As American cities grew, municipally funded fire departments came into existence. Catastrophic fires in many cities had bankrupted insurers and it was clear that firefighting ought to be a broadly cooperative and sustainable venture.
It was — and is — the job of government to create an environment where structures would be reasonably safe from fire. Property owners and insurers alike find it in their interests to work harmoniously and cooperatively, supporting better fire departments, advanced building codes and other measures to create safer communities.
Is something like this the best model for future health care in America? Maybe so, but in Colorado Springs we seem to be stalled in 17th century England.
Consider this: we have two major health care systems, both of which have constructed hospitals in northeast Colorado Springs — because that’s where the paying patients are. In a more cooperative model, such an outcome would have been as likely as having Colorado Springs and El Paso County build competing fire stations.
And, as the New England Journal of Medicine noted earlier this year, cooperative models that might reduce Medicare costs are a very big deal indeed.

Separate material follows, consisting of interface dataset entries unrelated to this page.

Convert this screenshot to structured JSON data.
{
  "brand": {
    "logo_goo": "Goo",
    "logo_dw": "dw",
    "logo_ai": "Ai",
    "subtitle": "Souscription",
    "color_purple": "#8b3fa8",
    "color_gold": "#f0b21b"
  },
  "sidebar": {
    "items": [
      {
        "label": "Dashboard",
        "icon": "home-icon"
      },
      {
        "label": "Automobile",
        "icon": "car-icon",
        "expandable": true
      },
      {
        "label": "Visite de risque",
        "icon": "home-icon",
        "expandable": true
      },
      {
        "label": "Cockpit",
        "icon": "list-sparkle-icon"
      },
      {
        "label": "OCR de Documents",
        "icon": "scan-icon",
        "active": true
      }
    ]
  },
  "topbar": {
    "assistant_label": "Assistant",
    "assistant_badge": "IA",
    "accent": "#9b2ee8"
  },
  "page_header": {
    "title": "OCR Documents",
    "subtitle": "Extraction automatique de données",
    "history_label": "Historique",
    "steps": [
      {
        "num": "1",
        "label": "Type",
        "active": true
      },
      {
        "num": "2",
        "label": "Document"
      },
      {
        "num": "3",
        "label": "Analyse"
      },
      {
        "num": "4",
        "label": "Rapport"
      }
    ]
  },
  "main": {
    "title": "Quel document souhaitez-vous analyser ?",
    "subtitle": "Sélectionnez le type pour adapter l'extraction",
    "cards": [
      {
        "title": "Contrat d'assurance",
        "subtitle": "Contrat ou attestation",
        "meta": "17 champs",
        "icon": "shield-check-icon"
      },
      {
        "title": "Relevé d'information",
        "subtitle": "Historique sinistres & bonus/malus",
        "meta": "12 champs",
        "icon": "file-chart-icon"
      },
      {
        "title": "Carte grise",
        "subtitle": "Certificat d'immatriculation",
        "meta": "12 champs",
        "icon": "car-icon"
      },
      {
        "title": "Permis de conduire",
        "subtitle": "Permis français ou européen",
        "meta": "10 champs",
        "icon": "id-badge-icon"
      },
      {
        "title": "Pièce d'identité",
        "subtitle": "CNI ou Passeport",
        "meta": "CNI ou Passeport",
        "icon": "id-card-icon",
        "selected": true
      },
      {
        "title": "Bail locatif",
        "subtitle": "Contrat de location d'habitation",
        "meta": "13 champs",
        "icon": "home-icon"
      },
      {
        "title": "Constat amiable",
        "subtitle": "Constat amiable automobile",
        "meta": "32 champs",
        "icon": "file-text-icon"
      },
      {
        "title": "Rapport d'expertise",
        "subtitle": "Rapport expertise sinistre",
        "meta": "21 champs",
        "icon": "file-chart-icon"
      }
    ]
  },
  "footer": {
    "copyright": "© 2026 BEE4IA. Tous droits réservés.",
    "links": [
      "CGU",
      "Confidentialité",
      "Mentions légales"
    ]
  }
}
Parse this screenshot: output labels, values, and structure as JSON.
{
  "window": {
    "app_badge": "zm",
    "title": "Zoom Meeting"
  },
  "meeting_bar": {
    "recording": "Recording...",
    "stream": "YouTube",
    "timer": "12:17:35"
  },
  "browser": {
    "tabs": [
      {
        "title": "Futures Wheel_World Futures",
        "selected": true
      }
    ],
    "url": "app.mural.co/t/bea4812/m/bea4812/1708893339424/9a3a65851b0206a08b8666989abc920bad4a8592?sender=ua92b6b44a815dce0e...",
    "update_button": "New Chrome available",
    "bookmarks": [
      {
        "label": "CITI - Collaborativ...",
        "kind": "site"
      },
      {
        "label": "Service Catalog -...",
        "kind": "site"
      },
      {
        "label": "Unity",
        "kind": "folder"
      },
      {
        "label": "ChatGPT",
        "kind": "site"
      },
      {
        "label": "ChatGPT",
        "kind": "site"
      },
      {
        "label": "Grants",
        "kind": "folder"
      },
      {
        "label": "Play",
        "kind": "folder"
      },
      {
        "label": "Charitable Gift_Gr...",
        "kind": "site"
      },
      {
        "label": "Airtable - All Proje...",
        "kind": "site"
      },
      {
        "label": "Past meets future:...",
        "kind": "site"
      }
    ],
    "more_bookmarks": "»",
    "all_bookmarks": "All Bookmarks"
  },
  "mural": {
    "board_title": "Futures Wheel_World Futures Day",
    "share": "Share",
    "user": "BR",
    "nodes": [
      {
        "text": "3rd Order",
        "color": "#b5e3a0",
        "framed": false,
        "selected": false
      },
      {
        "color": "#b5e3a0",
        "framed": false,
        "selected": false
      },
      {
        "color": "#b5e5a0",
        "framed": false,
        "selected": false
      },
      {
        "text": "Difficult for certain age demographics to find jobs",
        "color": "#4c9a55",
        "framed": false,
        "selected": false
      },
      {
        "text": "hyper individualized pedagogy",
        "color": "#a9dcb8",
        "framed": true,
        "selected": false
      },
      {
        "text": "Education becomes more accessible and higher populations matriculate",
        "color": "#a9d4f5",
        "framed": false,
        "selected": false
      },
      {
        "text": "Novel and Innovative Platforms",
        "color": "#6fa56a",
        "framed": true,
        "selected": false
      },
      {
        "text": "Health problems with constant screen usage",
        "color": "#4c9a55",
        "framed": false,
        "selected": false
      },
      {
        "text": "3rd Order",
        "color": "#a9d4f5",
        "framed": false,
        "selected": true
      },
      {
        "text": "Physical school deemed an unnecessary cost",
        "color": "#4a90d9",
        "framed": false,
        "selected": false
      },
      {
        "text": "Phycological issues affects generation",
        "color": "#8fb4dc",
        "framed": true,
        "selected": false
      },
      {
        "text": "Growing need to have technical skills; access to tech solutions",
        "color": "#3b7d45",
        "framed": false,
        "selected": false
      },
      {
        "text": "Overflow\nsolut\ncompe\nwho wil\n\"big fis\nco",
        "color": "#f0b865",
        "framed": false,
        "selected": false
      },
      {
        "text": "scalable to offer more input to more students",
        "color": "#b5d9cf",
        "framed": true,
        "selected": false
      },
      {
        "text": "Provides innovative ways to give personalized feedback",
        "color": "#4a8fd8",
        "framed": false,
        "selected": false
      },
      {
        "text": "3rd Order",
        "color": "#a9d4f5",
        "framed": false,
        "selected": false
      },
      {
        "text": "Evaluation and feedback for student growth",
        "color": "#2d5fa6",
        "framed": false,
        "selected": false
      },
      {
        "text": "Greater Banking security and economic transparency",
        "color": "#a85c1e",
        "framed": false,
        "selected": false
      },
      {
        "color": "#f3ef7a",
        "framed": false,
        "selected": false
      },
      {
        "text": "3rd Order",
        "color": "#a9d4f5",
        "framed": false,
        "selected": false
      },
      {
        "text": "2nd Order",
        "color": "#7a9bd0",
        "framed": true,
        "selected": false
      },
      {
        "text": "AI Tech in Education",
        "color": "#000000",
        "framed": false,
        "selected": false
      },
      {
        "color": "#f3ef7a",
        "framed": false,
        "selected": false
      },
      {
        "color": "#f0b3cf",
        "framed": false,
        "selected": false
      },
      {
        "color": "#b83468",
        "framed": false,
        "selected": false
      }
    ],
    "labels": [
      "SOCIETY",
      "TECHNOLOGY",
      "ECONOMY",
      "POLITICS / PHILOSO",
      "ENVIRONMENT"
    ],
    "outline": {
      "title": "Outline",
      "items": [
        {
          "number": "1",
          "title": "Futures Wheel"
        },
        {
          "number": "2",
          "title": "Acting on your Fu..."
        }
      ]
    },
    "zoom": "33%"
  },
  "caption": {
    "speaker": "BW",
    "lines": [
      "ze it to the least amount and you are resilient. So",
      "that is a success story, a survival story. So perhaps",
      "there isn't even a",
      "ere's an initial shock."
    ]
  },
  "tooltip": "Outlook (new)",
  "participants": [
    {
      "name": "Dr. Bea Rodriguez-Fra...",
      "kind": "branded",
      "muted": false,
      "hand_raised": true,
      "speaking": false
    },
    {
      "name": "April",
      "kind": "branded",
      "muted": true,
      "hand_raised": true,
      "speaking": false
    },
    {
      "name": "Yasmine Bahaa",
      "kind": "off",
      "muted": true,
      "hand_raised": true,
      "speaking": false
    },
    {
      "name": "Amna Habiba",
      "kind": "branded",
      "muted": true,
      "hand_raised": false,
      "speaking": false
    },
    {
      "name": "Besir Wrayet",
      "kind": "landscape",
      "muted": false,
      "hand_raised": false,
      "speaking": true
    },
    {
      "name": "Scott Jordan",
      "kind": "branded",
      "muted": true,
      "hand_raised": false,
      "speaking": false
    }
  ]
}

“Small changes in annual per capita growth rates have enormous implications for the long-term solvency of Medicare and the sustainability of expanded insurance coverage. … We estimate that Medicare will be $660 billion in the hole by 2023. Reducing annual growth in per capita spending from 3.5 percent (the national average) to 2.4 percent (the rate in San Francisco) would leave Medicare with a healthy estimated balance of $758 billion, a cumulative savings of $1.42 trillion.”
A trillion here, a trillion and a half there — pretty soon, you’re talking real money …
John Hazlehurst can be reached at John.Hazlehurst@csbj.com or 227-5861.